**EXERCISE PROMPT:** Repeat the listing below in full, keeping each word as given.

Top of SUPPLIED RECORDS

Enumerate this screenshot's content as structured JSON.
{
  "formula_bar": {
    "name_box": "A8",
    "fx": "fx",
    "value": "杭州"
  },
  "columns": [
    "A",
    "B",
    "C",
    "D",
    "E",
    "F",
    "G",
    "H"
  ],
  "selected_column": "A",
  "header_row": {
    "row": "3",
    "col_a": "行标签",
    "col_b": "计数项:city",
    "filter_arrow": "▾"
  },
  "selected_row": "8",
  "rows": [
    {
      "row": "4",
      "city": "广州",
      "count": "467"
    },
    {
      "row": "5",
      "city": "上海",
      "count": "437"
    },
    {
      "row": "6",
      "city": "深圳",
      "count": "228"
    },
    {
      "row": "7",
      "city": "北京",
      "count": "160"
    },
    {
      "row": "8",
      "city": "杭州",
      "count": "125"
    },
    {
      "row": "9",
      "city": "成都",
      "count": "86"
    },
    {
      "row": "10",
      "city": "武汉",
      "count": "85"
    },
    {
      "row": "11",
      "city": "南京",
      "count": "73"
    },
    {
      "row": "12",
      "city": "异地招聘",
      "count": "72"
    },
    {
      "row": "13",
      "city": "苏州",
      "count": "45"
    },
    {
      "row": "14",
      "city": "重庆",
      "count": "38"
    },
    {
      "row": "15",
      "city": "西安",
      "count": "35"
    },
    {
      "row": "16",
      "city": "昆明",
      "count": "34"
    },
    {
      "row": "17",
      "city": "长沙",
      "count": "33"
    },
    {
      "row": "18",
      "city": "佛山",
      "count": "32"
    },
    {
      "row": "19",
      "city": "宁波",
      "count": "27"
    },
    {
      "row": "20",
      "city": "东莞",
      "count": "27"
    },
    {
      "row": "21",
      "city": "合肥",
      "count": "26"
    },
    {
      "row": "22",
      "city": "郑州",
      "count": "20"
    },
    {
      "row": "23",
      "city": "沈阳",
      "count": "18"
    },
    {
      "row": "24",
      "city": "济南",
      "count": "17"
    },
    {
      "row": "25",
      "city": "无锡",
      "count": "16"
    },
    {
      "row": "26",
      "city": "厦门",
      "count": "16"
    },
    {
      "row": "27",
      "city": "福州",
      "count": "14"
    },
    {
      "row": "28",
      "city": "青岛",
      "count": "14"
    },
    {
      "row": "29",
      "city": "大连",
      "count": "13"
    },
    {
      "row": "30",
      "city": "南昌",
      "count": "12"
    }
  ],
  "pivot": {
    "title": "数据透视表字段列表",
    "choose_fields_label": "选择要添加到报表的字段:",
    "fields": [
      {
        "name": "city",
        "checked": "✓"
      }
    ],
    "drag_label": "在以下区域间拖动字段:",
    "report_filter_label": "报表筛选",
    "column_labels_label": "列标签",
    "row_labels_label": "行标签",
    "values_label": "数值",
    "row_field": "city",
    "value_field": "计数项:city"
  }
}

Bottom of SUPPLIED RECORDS

**ANSWER TO THE EXERCISE:**
Enumerate this screenshot's content as structured JSON.
{
  "formula_bar": {
    "name_box": "A8",
    "fx": "fx",
    "value": "杭州"
  },
  "columns": [
    "A",
    "B",
    "C",
    "D",
    "E",
    "F",
    "G",
    "H"
  ],
  "selected_column": "A",
  "header_row": {
    "row": "3",
    "col_a": "行标签",
    "col_b": "计数项:city",
    "filter_arrow": "▾"
  },
  "selected_row": "8",
  "rows": [
    {
      "row": "4",
      "city": "广州",
      "count": "467"
    },
    {
      "row": "5",
      "city": "上海",
      "count": "437"
    },
    {
      "row": "6",
      "city": "深圳",
      "count": "228"
    },
    {
      "row": "7",
      "city": "北京",
      "count": "160"
    },
    {
      "row": "8",
      "city": "杭州",
      "count": "125"
    },
    {
      "row": "9",
      "city": "成都",
      "count": "86"
    },
    {
      "row": "10",
      "city": "武汉",
      "count": "85"
    },
    {
      "row": "11",
      "city": "南京",
      "count": "73"
    },
    {
      "row": "12",
      "city": "异地招聘",
      "count": "72"
    },
    {
      "row": "13",
      "city": "苏州",
      "count": "45"
    },
    {
      "row": "14",
      "city": "重庆",
      "count": "38"
    },
    {
      "row": "15",
      "city": "西安",
      "count": "35"
    },
    {
      "row": "16",
      "city": "昆明",
      "count": "34"
    },
    {
      "row": "17",
      "city": "长沙",
      "count": "33"
    },
    {
      "row": "18",
      "city": "佛山",
      "count": "32"
    },
    {
      "row": "19",
      "city": "宁波",
      "count": "27"
    },
    {
      "row": "20",
      "city": "东莞",
      "count": "27"
    },
    {
      "row": "21",
      "city": "合肥",
      "count": "26"
    },
    {
      "row": "22",
      "city": "郑州",
      "count": "20"
    },
    {
      "row": "23",
      "city": "沈阳",
      "count": "18"
    },
    {
      "row": "24",
      "city": "济南",
      "count": "17"
    },
    {
      "row": "25",
      "city": "无锡",
      "count": "16"
    },
    {
      "row": "26",
      "city": "厦门",
      "count": "16"
    },
    {
      "row": "27",
      "city": "福州",
      "count": "14"
    },
    {
      "row": "28",
      "city": "青岛",
      "count": "14"
    },
    {
      "row": "29",
      "city": "大连",
      "count": "13"
    },
    {
      "row": "30",
      "city": "南昌",
      "count": "12"
    }
  ],
  "pivot": {
    "title": "数据透视表字段列表",
    "choose_fields_label": "选择要添加到报表的字段:",
    "fields": [
      {
        "name": "city",
        "checked": "✓"
      }
    ],
    "drag_label": "在以下区域间拖动字段:",
    "report_filter_label": "报表筛选",
    "column_labels_label": "列标签",
    "row_labels_label": "行标签",
    "values_label": "数值",
    "row_field": "city",
    "value_field": "计数项:city"
  }
}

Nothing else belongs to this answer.